To do. From the first line to the last, print the material exactly, skipping the pictures.

Information supplied.

○ ○ ○ ○

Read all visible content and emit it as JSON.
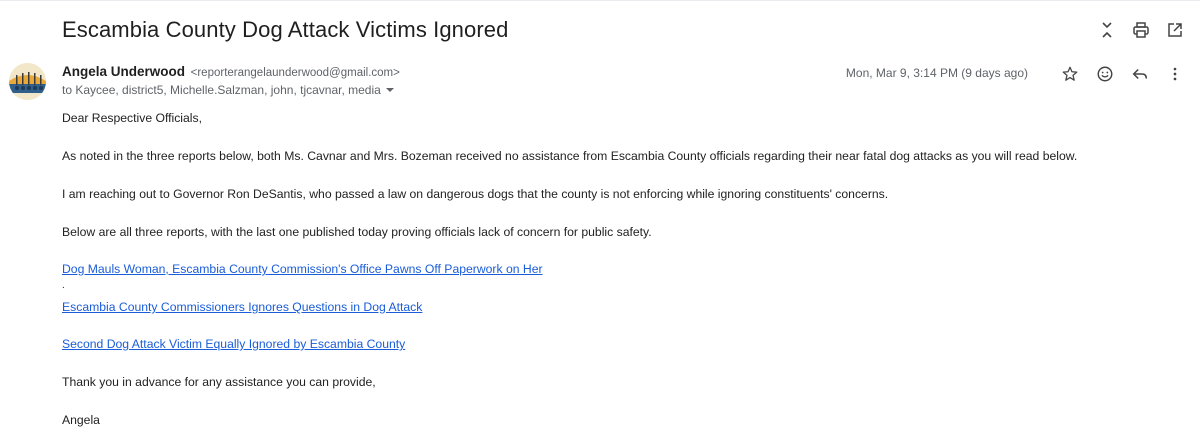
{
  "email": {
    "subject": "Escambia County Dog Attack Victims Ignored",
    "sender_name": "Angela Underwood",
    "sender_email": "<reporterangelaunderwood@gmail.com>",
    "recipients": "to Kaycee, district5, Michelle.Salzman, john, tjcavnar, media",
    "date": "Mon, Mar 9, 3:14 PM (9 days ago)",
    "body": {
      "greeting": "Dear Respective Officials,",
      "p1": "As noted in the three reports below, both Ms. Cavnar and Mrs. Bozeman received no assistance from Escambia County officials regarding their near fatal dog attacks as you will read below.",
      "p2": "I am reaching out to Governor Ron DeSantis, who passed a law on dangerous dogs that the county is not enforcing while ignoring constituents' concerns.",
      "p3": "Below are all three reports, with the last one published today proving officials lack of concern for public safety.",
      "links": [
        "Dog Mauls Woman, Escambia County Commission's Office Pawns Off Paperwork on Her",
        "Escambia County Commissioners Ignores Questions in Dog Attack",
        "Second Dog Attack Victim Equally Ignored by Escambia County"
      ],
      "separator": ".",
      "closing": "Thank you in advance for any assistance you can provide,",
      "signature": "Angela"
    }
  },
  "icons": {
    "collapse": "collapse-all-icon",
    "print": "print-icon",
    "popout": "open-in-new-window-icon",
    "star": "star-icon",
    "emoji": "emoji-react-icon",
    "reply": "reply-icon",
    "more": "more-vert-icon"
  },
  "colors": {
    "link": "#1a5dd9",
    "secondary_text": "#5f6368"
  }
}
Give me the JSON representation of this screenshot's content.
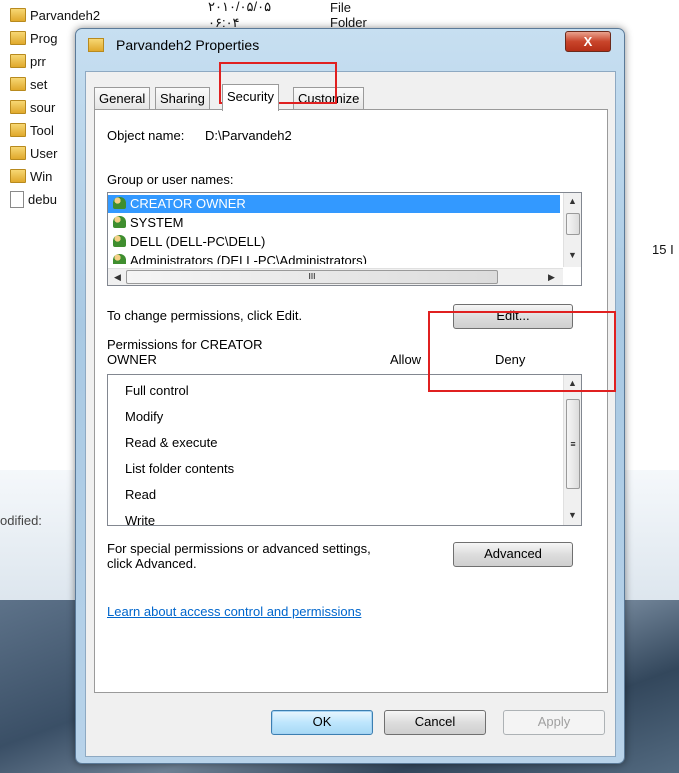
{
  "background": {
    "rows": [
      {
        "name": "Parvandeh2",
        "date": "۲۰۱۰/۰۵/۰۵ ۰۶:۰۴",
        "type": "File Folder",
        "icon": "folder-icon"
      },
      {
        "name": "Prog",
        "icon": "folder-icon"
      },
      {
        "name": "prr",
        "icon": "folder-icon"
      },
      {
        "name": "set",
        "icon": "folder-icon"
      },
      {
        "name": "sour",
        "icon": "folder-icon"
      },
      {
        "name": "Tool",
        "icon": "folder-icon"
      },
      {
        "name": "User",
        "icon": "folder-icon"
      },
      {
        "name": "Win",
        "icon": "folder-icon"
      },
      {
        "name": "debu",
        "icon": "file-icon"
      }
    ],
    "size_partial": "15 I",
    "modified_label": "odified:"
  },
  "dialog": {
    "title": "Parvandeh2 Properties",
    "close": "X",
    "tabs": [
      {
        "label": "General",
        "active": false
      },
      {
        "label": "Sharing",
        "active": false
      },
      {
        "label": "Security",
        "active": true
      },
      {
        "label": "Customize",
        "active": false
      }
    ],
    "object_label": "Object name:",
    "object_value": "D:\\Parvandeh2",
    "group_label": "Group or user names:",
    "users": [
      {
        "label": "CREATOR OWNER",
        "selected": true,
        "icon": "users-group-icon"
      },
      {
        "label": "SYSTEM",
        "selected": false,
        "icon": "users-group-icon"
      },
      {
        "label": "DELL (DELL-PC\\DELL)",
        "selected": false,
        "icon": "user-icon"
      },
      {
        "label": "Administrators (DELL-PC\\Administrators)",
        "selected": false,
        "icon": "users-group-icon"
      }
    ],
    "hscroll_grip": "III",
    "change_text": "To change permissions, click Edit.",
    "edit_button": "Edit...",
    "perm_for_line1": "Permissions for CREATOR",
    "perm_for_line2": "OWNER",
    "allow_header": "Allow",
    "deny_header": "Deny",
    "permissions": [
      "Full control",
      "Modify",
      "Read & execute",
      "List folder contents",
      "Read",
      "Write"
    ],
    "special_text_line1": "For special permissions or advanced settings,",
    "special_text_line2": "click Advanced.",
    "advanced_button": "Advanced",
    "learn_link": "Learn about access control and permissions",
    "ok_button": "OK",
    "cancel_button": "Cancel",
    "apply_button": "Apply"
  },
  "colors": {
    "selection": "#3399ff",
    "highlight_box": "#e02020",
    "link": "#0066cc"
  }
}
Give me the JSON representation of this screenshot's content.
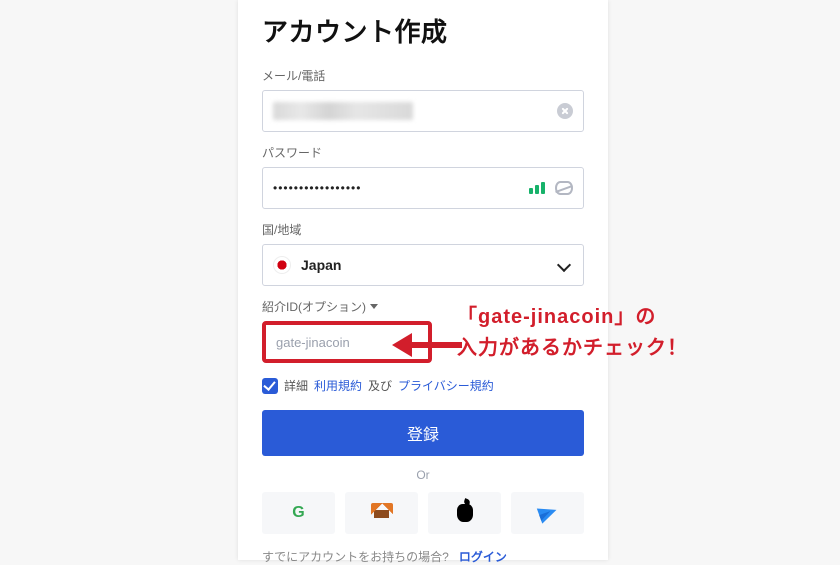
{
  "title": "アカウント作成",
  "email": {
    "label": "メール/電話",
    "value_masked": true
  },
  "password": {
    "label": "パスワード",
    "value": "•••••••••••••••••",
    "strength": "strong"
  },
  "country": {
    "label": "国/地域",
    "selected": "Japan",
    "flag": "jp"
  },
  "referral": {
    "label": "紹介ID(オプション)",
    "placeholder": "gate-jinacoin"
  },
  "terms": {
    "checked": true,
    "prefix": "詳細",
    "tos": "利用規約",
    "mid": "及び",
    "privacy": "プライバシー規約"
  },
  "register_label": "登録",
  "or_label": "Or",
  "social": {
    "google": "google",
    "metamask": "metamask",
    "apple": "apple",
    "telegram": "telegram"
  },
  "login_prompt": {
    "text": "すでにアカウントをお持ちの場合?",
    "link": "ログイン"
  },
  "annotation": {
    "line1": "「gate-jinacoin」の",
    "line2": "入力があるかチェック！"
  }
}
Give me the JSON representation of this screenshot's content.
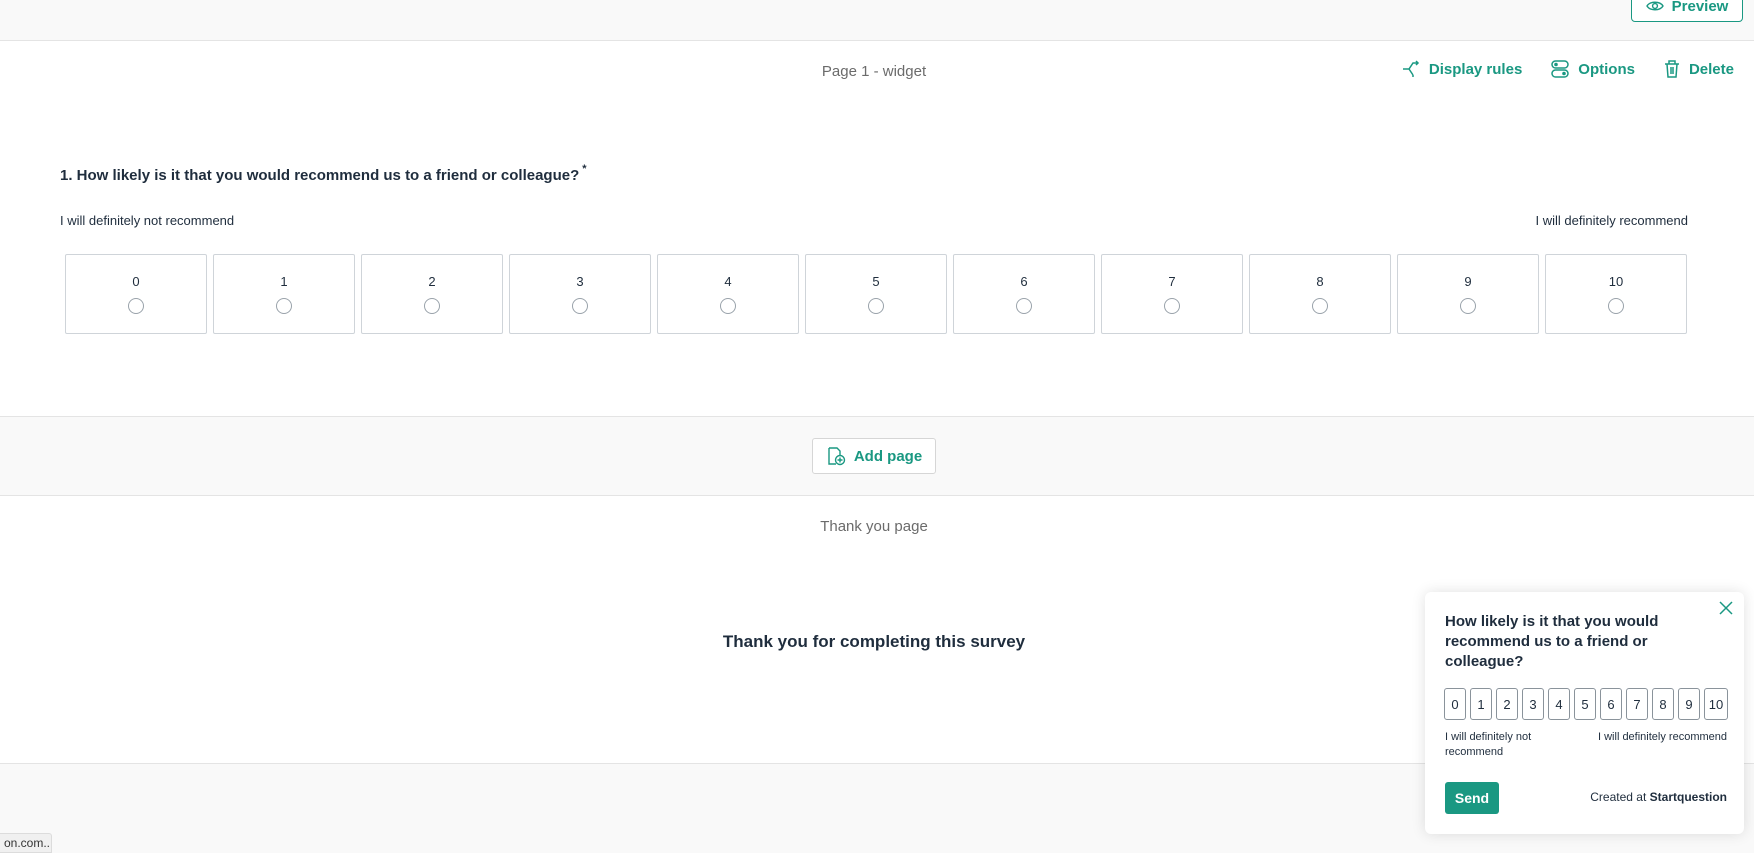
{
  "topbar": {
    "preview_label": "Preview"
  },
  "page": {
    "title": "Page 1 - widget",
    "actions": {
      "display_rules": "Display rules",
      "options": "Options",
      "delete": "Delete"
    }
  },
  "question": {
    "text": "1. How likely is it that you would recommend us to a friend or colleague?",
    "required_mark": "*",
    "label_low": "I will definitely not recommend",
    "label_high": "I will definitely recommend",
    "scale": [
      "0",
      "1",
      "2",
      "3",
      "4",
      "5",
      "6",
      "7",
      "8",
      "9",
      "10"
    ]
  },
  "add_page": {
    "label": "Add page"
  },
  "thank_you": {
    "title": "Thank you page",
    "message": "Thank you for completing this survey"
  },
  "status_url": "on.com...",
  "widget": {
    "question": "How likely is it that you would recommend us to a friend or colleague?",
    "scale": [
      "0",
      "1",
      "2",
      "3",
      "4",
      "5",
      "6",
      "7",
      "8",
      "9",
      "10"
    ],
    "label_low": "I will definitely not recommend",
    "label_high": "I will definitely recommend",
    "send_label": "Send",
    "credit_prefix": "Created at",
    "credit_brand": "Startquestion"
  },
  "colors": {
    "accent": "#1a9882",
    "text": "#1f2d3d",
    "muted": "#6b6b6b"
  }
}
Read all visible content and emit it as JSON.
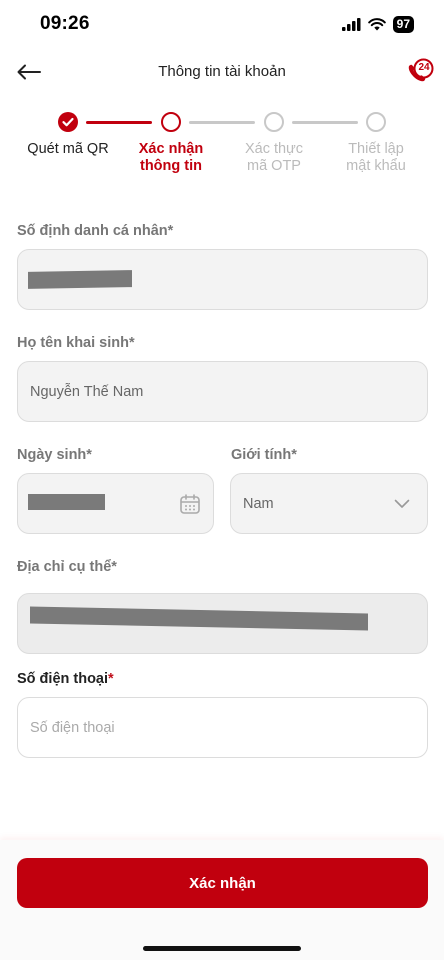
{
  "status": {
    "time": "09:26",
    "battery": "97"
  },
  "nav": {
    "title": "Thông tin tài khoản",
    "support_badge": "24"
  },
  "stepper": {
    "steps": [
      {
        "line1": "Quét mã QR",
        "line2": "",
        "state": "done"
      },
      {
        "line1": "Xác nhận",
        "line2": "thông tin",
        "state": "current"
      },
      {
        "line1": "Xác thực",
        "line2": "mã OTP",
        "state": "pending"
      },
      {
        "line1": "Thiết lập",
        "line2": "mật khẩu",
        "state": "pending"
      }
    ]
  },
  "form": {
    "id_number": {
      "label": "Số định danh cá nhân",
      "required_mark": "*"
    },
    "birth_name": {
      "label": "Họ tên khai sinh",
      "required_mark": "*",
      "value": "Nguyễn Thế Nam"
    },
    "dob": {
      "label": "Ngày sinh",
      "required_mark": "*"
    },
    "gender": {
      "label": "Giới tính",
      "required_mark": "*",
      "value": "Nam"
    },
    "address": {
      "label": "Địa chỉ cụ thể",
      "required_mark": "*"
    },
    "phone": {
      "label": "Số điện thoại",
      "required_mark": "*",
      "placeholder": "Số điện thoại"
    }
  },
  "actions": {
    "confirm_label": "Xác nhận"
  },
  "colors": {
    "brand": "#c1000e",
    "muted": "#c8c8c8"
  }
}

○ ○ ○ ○

Result.
Read all visible content and emit it as JSON.
{
  "email": {
    "subject": "Escambia County Dog Attack Victims Ignored",
    "sender_name": "Angela Underwood",
    "sender_email": "<reporterangelaunderwood@gmail.com>",
    "recipients": "to Kaycee, district5, Michelle.Salzman, john, tjcavnar, media",
    "date": "Mon, Mar 9, 3:14 PM (9 days ago)",
    "body": {
      "greeting": "Dear Respective Officials,",
      "p1": "As noted in the three reports below, both Ms. Cavnar and Mrs. Bozeman received no assistance from Escambia County officials regarding their near fatal dog attacks as you will read below.",
      "p2": "I am reaching out to Governor Ron DeSantis, who passed a law on dangerous dogs that the county is not enforcing while ignoring constituents' concerns.",
      "p3": "Below are all three reports, with the last one published today proving officials lack of concern for public safety.",
      "links": [
        "Dog Mauls Woman, Escambia County Commission's Office Pawns Off Paperwork on Her",
        "Escambia County Commissioners Ignores Questions in Dog Attack",
        "Second Dog Attack Victim Equally Ignored by Escambia County"
      ],
      "separator": ".",
      "closing": "Thank you in advance for any assistance you can provide,",
      "signature": "Angela"
    }
  },
  "icons": {
    "collapse": "collapse-all-icon",
    "print": "print-icon",
    "popout": "open-in-new-window-icon",
    "star": "star-icon",
    "emoji": "emoji-react-icon",
    "reply": "reply-icon",
    "more": "more-vert-icon"
  },
  "colors": {
    "link": "#1a5dd9",
    "secondary_text": "#5f6368"
  }
}
Give me the JSON representation of this screenshot's content.
{
  "background": {
    "rows": [
      {
        "name": "Parvandeh2",
        "date": "۲۰۱۰/۰۵/۰۵ ۰۶:۰۴",
        "type": "File Folder",
        "icon": "folder-icon"
      },
      {
        "name": "Prog",
        "icon": "folder-icon"
      },
      {
        "name": "prr",
        "icon": "folder-icon"
      },
      {
        "name": "set",
        "icon": "folder-icon"
      },
      {
        "name": "sour",
        "icon": "folder-icon"
      },
      {
        "name": "Tool",
        "icon": "folder-icon"
      },
      {
        "name": "User",
        "icon": "folder-icon"
      },
      {
        "name": "Win",
        "icon": "folder-icon"
      },
      {
        "name": "debu",
        "icon": "file-icon"
      }
    ],
    "size_partial": "15 I",
    "modified_label": "odified:"
  },
  "dialog": {
    "title": "Parvandeh2 Properties",
    "close": "X",
    "tabs": [
      {
        "label": "General",
        "active": false
      },
      {
        "label": "Sharing",
        "active": false
      },
      {
        "label": "Security",
        "active": true
      },
      {
        "label": "Customize",
        "active": false
      }
    ],
    "object_label": "Object name:",
    "object_value": "D:\\Parvandeh2",
    "group_label": "Group or user names:",
    "users": [
      {
        "label": "CREATOR OWNER",
        "selected": true,
        "icon": "users-group-icon"
      },
      {
        "label": "SYSTEM",
        "selected": false,
        "icon": "users-group-icon"
      },
      {
        "label": "DELL (DELL-PC\\DELL)",
        "selected": false,
        "icon": "user-icon"
      },
      {
        "label": "Administrators (DELL-PC\\Administrators)",
        "selected": false,
        "icon": "users-group-icon"
      }
    ],
    "hscroll_grip": "III",
    "change_text": "To change permissions, click Edit.",
    "edit_button": "Edit...",
    "perm_for_line1": "Permissions for CREATOR",
    "perm_for_line2": "OWNER",
    "allow_header": "Allow",
    "deny_header": "Deny",
    "permissions": [
      "Full control",
      "Modify",
      "Read & execute",
      "List folder contents",
      "Read",
      "Write"
    ],
    "special_text_line1": "For special permissions or advanced settings,",
    "special_text_line2": "click Advanced.",
    "advanced_button": "Advanced",
    "learn_link": "Learn about access control and permissions",
    "ok_button": "OK",
    "cancel_button": "Cancel",
    "apply_button": "Apply"
  },
  "colors": {
    "selection": "#3399ff",
    "highlight_box": "#e02020",
    "link": "#0066cc"
  }
}
Give me the JSON representation of this screenshot's content.
{
  "title": "アカウント作成",
  "email": {
    "label": "メール/電話",
    "value_masked": true
  },
  "password": {
    "label": "パスワード",
    "value": "•••••••••••••••••",
    "strength": "strong"
  },
  "country": {
    "label": "国/地域",
    "selected": "Japan",
    "flag": "jp"
  },
  "referral": {
    "label": "紹介ID(オプション)",
    "placeholder": "gate-jinacoin"
  },
  "terms": {
    "checked": true,
    "prefix": "詳細",
    "tos": "利用規約",
    "mid": "及び",
    "privacy": "プライバシー規約"
  },
  "register_label": "登録",
  "or_label": "Or",
  "social": {
    "google": "google",
    "metamask": "metamask",
    "apple": "apple",
    "telegram": "telegram"
  },
  "login_prompt": {
    "text": "すでにアカウントをお持ちの場合?",
    "link": "ログイン"
  },
  "annotation": {
    "line1": "「gate-jinacoin」の",
    "line2": "入力があるかチェック！"
  }
}
Give me the JSON representation of this screenshot's content.
{
  "topbar": {
    "preview_label": "Preview"
  },
  "page": {
    "title": "Page 1 - widget",
    "actions": {
      "display_rules": "Display rules",
      "options": "Options",
      "delete": "Delete"
    }
  },
  "question": {
    "text": "1. How likely is it that you would recommend us to a friend or colleague?",
    "required_mark": "*",
    "label_low": "I will definitely not recommend",
    "label_high": "I will definitely recommend",
    "scale": [
      "0",
      "1",
      "2",
      "3",
      "4",
      "5",
      "6",
      "7",
      "8",
      "9",
      "10"
    ]
  },
  "add_page": {
    "label": "Add page"
  },
  "thank_you": {
    "title": "Thank you page",
    "message": "Thank you for completing this survey"
  },
  "status_url": "on.com...",
  "widget": {
    "question": "How likely is it that you would recommend us to a friend or colleague?",
    "scale": [
      "0",
      "1",
      "2",
      "3",
      "4",
      "5",
      "6",
      "7",
      "8",
      "9",
      "10"
    ],
    "label_low": "I will definitely not recommend",
    "label_high": "I will definitely recommend",
    "send_label": "Send",
    "credit_prefix": "Created at",
    "credit_brand": "Startquestion"
  },
  "colors": {
    "accent": "#1a9882",
    "text": "#1f2d3d",
    "muted": "#6b6b6b"
  }
}
Read all visible content and emit it as JSON.
{
  "status": {
    "time": "09:26",
    "battery": "97"
  },
  "nav": {
    "title": "Thông tin tài khoản",
    "support_badge": "24"
  },
  "stepper": {
    "steps": [
      {
        "line1": "Quét mã QR",
        "line2": "",
        "state": "done"
      },
      {
        "line1": "Xác nhận",
        "line2": "thông tin",
        "state": "current"
      },
      {
        "line1": "Xác thực",
        "line2": "mã OTP",
        "state": "pending"
      },
      {
        "line1": "Thiết lập",
        "line2": "mật khẩu",
        "state": "pending"
      }
    ]
  },
  "form": {
    "id_number": {
      "label": "Số định danh cá nhân",
      "required_mark": "*"
    },
    "birth_name": {
      "label": "Họ tên khai sinh",
      "required_mark": "*",
      "value": "Nguyễn Thế Nam"
    },
    "dob": {
      "label": "Ngày sinh",
      "required_mark": "*"
    },
    "gender": {
      "label": "Giới tính",
      "required_mark": "*",
      "value": "Nam"
    },
    "address": {
      "label": "Địa chỉ cụ thể",
      "required_mark": "*"
    },
    "phone": {
      "label": "Số điện thoại",
      "required_mark": "*",
      "placeholder": "Số điện thoại"
    }
  },
  "actions": {
    "confirm_label": "Xác nhận"
  },
  "colors": {
    "brand": "#c1000e",
    "muted": "#c8c8c8"
  }
}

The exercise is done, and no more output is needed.